- Food & Drink
Today is a day of purges. Or, at least, it is the day before a day of purges. One final fry-up and a fistful of painkillers to deal with last night’s excess and then tomorrow, tomorrow the diet will begin. Tomorrow there will be jogging.
Nothing says penitence like a bowl of gruel. There’s asceticism in every watery spoonful. Classically, it’s made from groats; hulled cereals you can still buy from bird food specialists. But my urge for edible punishment doesn’t allow for shipping time, and gruel knows no limits. You can make gruel from most grasses and grains.
In A Plain Cookery Book For The Working Classes (pub. 1852), Charles Elmé Francatelli advises that “In the absence of groats, oatmeal furnishes the means of making excellent gruel.” To serve, he suggests sweetening it with sugar or eating with salt and butter. Sugar would be a wicked indulgence, so I’ve followed his recipe and finished it with savoury seasonings. Enjoy.
2 tbsp porridge oats (approximately 15g)
1 tsp butter (approximately 5g)
1 Mix the oats with 150ml cold water and set aside. Bring 450ml water to the boil in a pan, then add the oats, their water and a pinch of salt. Bring back to the boil, reduce the heat and cook at a rolling simmer for 20 minutes, stirring frequently.
2 Taste the gruel and season with more salt and some pepper, if liked. Pour into a warm bowl and top with the butter. Let the butter melt, stir to mix and eat.
If you’re wondering what this gruel tastes like, it’s a lot like the Mongolian milk tea but worse. Much, much worse.

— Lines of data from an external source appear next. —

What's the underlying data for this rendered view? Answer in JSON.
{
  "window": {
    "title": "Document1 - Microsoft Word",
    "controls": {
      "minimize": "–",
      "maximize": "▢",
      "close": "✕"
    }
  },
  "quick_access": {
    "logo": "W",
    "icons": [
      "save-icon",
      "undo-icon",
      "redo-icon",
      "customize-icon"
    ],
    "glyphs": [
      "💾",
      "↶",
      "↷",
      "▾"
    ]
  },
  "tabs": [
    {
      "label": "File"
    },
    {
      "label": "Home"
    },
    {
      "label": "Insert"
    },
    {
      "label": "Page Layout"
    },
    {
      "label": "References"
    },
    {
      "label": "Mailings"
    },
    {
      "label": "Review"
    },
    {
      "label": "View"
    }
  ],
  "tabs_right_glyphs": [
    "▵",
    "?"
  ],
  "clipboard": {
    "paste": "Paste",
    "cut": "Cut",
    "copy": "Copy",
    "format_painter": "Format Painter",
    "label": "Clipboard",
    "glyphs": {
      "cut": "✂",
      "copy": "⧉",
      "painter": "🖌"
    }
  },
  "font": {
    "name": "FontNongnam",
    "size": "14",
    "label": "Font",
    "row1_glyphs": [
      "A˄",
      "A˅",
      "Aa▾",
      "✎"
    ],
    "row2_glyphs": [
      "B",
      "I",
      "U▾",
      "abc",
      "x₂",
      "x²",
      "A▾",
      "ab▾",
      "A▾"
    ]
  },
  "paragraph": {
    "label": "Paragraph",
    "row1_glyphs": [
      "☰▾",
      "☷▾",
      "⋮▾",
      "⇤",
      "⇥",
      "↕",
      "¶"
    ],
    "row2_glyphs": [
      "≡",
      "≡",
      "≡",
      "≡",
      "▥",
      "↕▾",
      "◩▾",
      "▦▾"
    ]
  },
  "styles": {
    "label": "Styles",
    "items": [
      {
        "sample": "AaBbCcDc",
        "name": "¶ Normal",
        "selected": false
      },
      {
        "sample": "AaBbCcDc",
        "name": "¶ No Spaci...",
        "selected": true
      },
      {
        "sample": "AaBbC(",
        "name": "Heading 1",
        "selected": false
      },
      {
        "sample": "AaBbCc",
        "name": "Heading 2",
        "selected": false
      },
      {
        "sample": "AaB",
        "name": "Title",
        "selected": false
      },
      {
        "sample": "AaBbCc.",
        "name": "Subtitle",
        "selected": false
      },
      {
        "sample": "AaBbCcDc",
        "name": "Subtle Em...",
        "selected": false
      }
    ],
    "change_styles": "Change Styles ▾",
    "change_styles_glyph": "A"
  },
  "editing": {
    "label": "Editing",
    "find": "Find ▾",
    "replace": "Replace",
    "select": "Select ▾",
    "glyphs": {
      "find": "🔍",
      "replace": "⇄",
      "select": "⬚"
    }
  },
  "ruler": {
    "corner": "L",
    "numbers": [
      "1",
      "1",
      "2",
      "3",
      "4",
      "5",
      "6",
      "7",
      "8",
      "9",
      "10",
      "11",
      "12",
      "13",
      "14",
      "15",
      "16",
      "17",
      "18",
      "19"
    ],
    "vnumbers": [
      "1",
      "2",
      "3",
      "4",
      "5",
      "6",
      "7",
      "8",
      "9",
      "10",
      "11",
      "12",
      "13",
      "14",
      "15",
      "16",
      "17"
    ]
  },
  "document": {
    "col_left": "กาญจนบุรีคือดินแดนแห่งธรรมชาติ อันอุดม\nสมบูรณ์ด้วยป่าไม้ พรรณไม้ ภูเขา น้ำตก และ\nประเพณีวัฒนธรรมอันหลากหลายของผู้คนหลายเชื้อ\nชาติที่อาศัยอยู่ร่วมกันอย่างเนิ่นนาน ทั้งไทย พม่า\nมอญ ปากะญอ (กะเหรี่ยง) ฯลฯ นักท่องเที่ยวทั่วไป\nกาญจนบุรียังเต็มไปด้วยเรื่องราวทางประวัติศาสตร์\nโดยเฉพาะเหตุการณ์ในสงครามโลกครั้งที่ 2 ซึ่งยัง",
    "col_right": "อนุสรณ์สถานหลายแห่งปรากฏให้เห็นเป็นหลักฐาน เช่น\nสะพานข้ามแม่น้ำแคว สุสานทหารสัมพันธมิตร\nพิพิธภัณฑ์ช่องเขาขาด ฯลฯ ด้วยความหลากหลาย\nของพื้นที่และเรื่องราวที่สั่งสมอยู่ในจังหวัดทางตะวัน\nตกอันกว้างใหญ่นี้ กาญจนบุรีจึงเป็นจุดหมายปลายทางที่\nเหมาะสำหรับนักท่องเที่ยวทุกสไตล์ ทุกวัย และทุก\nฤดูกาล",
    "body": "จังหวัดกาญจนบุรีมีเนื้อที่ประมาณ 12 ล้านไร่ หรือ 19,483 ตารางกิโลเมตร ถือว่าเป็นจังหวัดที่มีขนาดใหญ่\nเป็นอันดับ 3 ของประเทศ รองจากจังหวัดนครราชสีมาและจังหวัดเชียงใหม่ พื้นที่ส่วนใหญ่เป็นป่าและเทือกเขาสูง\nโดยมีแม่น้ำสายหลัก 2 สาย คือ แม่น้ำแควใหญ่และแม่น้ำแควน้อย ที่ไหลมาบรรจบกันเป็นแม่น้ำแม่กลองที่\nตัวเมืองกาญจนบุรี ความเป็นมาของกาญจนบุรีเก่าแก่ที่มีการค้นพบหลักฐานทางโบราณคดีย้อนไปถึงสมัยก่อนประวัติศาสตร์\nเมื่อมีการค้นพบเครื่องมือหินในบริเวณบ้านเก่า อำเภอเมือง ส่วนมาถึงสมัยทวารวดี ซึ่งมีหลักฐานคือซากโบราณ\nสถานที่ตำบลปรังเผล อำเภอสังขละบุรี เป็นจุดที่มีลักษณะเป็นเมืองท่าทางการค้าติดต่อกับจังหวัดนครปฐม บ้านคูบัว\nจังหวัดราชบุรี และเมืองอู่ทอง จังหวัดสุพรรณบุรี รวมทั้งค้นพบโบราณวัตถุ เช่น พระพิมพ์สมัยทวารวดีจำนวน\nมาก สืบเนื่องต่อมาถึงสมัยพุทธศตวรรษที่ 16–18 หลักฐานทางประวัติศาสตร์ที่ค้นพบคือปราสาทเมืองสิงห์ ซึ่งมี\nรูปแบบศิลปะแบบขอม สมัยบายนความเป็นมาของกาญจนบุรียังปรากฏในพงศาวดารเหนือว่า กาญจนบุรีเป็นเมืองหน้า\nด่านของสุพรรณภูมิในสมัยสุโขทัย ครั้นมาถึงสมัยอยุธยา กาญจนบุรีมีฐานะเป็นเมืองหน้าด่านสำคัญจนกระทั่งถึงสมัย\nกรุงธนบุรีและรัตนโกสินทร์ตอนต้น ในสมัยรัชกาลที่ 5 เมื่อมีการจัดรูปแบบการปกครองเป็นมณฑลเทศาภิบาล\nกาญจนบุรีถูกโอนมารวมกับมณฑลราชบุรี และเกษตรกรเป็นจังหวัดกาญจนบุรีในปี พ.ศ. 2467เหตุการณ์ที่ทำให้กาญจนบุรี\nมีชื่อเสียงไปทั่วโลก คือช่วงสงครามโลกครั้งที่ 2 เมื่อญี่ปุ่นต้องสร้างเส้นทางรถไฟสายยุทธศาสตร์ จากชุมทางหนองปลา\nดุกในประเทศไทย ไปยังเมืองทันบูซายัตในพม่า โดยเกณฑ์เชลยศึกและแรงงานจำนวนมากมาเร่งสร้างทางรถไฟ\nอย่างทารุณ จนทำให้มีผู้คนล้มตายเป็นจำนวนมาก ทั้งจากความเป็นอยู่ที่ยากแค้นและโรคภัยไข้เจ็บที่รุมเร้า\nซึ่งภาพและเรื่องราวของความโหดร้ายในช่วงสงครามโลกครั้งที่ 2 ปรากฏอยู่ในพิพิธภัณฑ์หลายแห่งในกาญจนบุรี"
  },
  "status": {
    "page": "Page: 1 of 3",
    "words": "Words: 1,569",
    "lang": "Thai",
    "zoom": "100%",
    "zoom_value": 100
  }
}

If ever there’s a time to give thanks that you weren’t born into a life of grinding poverty, it’s when you’re faced with a bowl of gruel.